- Hanson 106-7.
- Hanson 90.
- Peter Asch and David T. Levy, "Does the Minimum Drinking Age Affect Traffic Fatalities?" Journal of
Policy Analysis and Management 6.2 (1987): 189.
- Males, The Scapegoat Generation 186.
To cut down on accidents by young drivers, many states have instituted "graduated license" programs in which driving privileges are limited before drivers turn 18 years of age.
While the National Youth Rights Association sympathizes with the push for auto safety, we also urge that in an increasingly auto-dependent world, policy should recognize the mobility needs of young people, and programs to acclimate new drivers to the road should not impair that mobility to a greater extent than it has in the past.
Also, NYRA supports initiatives to allow employers to hire young people to positions that require driving.
Contract law and other economic policy must recognize the need for young people to function. Therefore, National Youth Rights Association urges discussion of the liberalization of laws that govern young people's ability to work with the banking system and contracts.

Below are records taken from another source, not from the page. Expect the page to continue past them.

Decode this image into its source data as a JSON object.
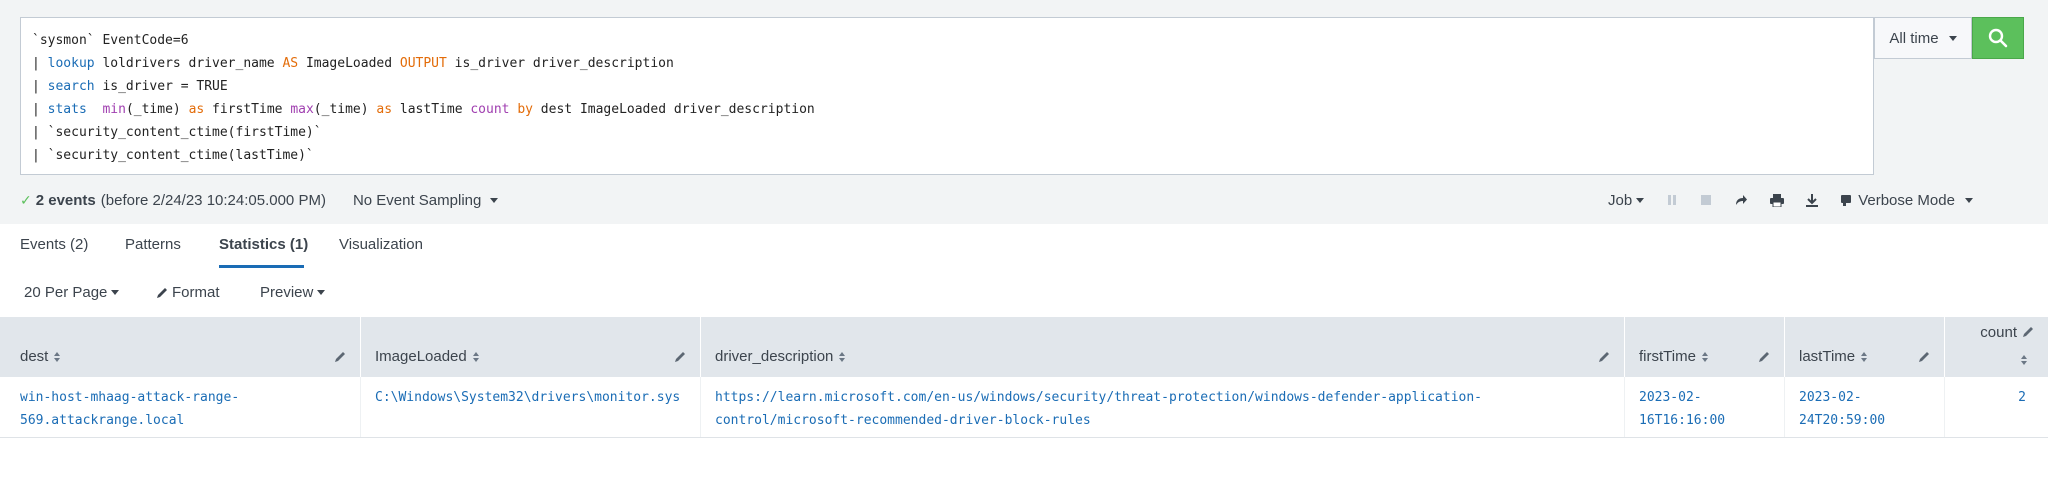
{
  "search": {
    "lines": [
      [
        {
          "t": "`sysmon` EventCode=6",
          "c": ""
        }
      ],
      [
        {
          "t": "| ",
          "c": ""
        },
        {
          "t": "lookup",
          "c": "blue"
        },
        {
          "t": " loldrivers driver_name ",
          "c": ""
        },
        {
          "t": "AS",
          "c": "orange"
        },
        {
          "t": " ImageLoaded ",
          "c": ""
        },
        {
          "t": "OUTPUT",
          "c": "orange"
        },
        {
          "t": " is_driver driver_description",
          "c": ""
        }
      ],
      [
        {
          "t": "| ",
          "c": ""
        },
        {
          "t": "search",
          "c": "blue"
        },
        {
          "t": " is_driver = TRUE",
          "c": ""
        }
      ],
      [
        {
          "t": "| ",
          "c": ""
        },
        {
          "t": "stats",
          "c": "blue"
        },
        {
          "t": "  ",
          "c": ""
        },
        {
          "t": "min",
          "c": "purple"
        },
        {
          "t": "(_time) ",
          "c": ""
        },
        {
          "t": "as",
          "c": "orange"
        },
        {
          "t": " firstTime ",
          "c": ""
        },
        {
          "t": "max",
          "c": "purple"
        },
        {
          "t": "(_time) ",
          "c": ""
        },
        {
          "t": "as",
          "c": "orange"
        },
        {
          "t": " lastTime ",
          "c": ""
        },
        {
          "t": "count",
          "c": "purple"
        },
        {
          "t": " ",
          "c": ""
        },
        {
          "t": "by",
          "c": "orange"
        },
        {
          "t": " dest ImageLoaded driver_description",
          "c": ""
        }
      ],
      [
        {
          "t": "| `security_content_ctime(firstTime)`",
          "c": ""
        }
      ],
      [
        {
          "t": "| `security_content_ctime(lastTime)`",
          "c": ""
        }
      ]
    ],
    "time_range": "All time",
    "search_icon": "magnifier-icon"
  },
  "status": {
    "events_count": "2 events",
    "events_detail": "(before 2/24/23 10:24:05.000 PM)",
    "sampling": "No Event Sampling"
  },
  "job": {
    "label": "Job",
    "mode": "Verbose Mode"
  },
  "tabs": [
    {
      "label": "Events (2)"
    },
    {
      "label": "Patterns"
    },
    {
      "label": "Statistics (1)"
    },
    {
      "label": "Visualization"
    }
  ],
  "toolbar": {
    "per_page": "20 Per Page",
    "format": "Format",
    "preview": "Preview"
  },
  "table": {
    "columns": [
      "dest",
      "ImageLoaded",
      "driver_description",
      "firstTime",
      "lastTime",
      "count"
    ],
    "rows": [
      {
        "dest_1": "win-host-mhaag-attack-range-",
        "dest_2": "569.attackrange.local",
        "image": "C:\\Windows\\System32\\drivers\\monitor.sys",
        "desc_1": "https://learn.microsoft.com/en-us/windows/security/threat-protection/windows-defender-application-",
        "desc_2": "control/microsoft-recommended-driver-block-rules",
        "first_1": "2023-02-",
        "first_2": "16T16:16:00",
        "last_1": "2023-02-",
        "last_2": "24T20:59:00",
        "count": "2"
      }
    ]
  },
  "colors": {
    "accent": "#1a6cb5",
    "search_button": "#5cc05c",
    "header_bg": "#e1e6eb"
  }
}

The National Youth Rights Association believes the constitution does not stop at the school house gate.This means that students should have the same rights and constitutional protections granted elsewhere in society. School uniforms, unreasonable searches, and the lack of due process (such as zero tolerance) are among many school policies that clearly violate this principle. We also believe that students should be the primary decision makers regarding their education, and support policies allowing greater academic freedom for students at all levels. Schools should be the exemplar of a free society, not the antithesis.
All citizens, including youth, have a fundamental right to physical autonomy and to be free from physical violence and abuse, and this is especially true in an educational environment in which they are compelled to participate. The use of paddling, hitting, striking or any other form of corporal punishment in our schools is unacceptable, unjustified, demeaning to youth and a violation of their inherent, fundamental right to freedom from inhuman or degrading treatment. Therefore, the National Youth Rights Association opposes any form of corporal punishment in our nation's schools.
The National Youth Rights Association recognizes that no individual should be forced to live in fear, especially in the institution most basic in our society, the family. Child abuse is a pervasive problem in our society, the current foster care approach to solving child abuse in many cases causes more problems than it solves; thus we propose a third way. Young people should never be denied the right to leave a truly detrimental situation and seek a safe, independent existence through the process of emancipation.
We note with dismay the spread of age-based ratings systems in the American entertainment industry. While we understand the need to warn viewers about the content of a show, movie or game, we feel that age-based ratings systems not only fail to do so properly, but deprive young people of the ability to choose their own entertainment with their own money based on the whims of secret ratings boards, accountable to no one.
The National Youth Rights Association supports efforts by young people to use our economic strength to bring about an end to age-based ratings systems. We call for strict enforcement of antitrust and fair business practice laws to prohibit any group from strong-arming any business into following an age-based ratings system.
The First Amendment's protections apply to all Americans. Therefore, The National Youth Rights Association believes that governments must have the burden of proof in showing that any law that restricts the access of young people to any type of text, video or audio literally protects them from a tangible harm.
The National Youth Rights Association opposes on principle any law that punishes young people for something that would not be a crime if committed by the legislators who enacted the law or other legal adults.
The National Youth Rights Association supports any policy change that has the net effect of empowering young people to participate in the democratic process and self-determination. We applaud the legislators who bravely have promoted lowering the voting age in their jurisdictions.